A market-leading fridge in one compact package, operated at the push of a button, yields benefits for both the user and the research workflow. It makes low temperature physics possible for university labs that have not previously invested in a system due to the cost or a concern that specialist infrastructure is required. The ProteoxS can be handled by one individual user and can be installed in smaller, low-ceiling environments.
Rapid sample exchange and fast device characterization make the ProteoxS an ideal fridge for a multi-user facility, such as a postdoctoral research lab where there is a requirement to run different experiments on a daily basis. The new system has extensive wiring capabilities and the option of integrated cold electronics and optical fibres. It is compatible with vector 6/1/1 T and solenoid magnets up to 12 T as well as Oxford Instruments NanoScience’s bottom loading mechanism, which reduces the sample cool-down time to eight hours. Like the ProteoxMX, the system can reach 30 K while operating the magnet, making it suitable for electron transport measurements.
The ProteoxS spans general research, photonics and sensing applications and is suitable for customers not focused on quantum computing scale-up, who require a high magnetic field or low temperature environment. The system is also suitable for those starting out in superconducting quantum computing who require only a handful of qubits or for spin-based quantum computing where the customer does not require a large plate size.
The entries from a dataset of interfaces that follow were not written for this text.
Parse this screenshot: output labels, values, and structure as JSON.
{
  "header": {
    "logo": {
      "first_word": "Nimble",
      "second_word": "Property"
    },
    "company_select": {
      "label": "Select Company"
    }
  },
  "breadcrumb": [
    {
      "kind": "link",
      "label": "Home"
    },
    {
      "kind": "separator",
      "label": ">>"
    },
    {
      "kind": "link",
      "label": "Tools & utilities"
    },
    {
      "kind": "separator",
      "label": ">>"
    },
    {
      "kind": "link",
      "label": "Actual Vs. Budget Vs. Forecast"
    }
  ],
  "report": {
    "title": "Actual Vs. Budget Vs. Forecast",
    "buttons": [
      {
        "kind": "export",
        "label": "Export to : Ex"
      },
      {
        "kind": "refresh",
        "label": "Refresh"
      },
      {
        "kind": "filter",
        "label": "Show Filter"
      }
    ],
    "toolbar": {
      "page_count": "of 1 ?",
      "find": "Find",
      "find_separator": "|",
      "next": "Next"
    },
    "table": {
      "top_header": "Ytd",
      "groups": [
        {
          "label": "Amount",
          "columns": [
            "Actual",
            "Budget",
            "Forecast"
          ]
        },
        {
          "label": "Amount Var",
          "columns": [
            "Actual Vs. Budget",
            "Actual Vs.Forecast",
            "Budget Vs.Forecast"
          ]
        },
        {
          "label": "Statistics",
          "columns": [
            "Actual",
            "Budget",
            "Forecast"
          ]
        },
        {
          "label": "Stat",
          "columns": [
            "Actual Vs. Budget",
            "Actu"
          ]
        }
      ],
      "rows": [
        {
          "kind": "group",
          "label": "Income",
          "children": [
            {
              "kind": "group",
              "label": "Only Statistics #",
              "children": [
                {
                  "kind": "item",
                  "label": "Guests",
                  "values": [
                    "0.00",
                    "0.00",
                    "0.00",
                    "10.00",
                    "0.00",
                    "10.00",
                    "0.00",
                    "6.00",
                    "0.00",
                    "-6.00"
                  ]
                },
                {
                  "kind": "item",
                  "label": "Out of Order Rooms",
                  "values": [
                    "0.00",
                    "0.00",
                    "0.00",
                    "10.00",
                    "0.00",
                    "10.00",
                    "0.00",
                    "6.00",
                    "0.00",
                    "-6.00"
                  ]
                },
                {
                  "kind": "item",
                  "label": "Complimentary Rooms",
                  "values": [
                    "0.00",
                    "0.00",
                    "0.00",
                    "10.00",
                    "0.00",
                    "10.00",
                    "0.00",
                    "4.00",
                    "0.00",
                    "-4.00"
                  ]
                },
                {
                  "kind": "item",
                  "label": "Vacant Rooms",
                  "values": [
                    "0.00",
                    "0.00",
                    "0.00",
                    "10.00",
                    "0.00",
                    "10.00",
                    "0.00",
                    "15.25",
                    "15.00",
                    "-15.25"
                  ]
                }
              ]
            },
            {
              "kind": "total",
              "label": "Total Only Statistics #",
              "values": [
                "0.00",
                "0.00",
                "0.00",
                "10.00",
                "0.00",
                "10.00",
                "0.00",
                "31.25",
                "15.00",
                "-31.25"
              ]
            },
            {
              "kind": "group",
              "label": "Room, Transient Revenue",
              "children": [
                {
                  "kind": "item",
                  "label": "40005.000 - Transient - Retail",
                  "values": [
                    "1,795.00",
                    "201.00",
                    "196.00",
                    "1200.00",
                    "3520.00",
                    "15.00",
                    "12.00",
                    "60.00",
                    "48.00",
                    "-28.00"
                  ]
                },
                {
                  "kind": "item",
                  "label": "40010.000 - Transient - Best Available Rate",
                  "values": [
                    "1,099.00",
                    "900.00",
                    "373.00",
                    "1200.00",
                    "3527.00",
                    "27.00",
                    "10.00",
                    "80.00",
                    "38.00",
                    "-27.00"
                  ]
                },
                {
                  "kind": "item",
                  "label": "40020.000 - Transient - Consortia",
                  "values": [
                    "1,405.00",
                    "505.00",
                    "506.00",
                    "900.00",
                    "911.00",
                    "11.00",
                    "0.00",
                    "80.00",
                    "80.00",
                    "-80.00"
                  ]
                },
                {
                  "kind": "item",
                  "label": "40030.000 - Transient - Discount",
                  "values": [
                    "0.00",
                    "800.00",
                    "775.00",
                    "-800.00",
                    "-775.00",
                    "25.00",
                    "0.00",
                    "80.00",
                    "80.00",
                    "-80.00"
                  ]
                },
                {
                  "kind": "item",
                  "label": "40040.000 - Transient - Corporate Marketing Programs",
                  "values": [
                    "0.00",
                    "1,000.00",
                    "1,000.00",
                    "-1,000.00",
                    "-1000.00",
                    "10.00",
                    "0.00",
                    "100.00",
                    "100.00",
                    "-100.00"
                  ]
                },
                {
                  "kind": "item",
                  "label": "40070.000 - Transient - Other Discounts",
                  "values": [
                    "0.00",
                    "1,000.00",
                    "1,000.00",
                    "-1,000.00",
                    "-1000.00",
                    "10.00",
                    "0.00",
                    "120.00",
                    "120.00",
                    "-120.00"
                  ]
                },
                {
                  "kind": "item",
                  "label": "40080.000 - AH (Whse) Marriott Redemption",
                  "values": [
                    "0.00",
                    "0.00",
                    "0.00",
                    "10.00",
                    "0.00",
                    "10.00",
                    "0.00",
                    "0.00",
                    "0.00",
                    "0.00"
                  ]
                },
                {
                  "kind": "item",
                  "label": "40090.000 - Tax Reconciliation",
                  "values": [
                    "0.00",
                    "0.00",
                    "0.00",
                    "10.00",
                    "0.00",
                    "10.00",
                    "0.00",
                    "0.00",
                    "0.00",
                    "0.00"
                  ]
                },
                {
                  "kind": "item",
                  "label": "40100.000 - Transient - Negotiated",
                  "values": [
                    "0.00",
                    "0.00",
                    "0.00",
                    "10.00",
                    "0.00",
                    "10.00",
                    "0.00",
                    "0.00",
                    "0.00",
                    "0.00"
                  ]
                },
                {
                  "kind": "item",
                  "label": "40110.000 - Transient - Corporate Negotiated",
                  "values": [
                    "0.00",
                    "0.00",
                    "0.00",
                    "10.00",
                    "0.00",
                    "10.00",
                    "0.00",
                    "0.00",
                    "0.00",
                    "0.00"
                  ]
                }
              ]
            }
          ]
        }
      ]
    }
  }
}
“The ProteoxS has huge potential for established researchers and postdocs alike and I am excited to see how the system will democratise access and open up more opportunities for low temperature and high magnetic field physics research,” comments Matt Martin, Managing Director of Oxford Instruments NanoScience. “A lower budget shouldn’t be a barrier to conducting ground-breaking low temperature research. The ProteoxS is a system for several markets, for several applications and types of users. It’s a small system with huge potential in its target segments.”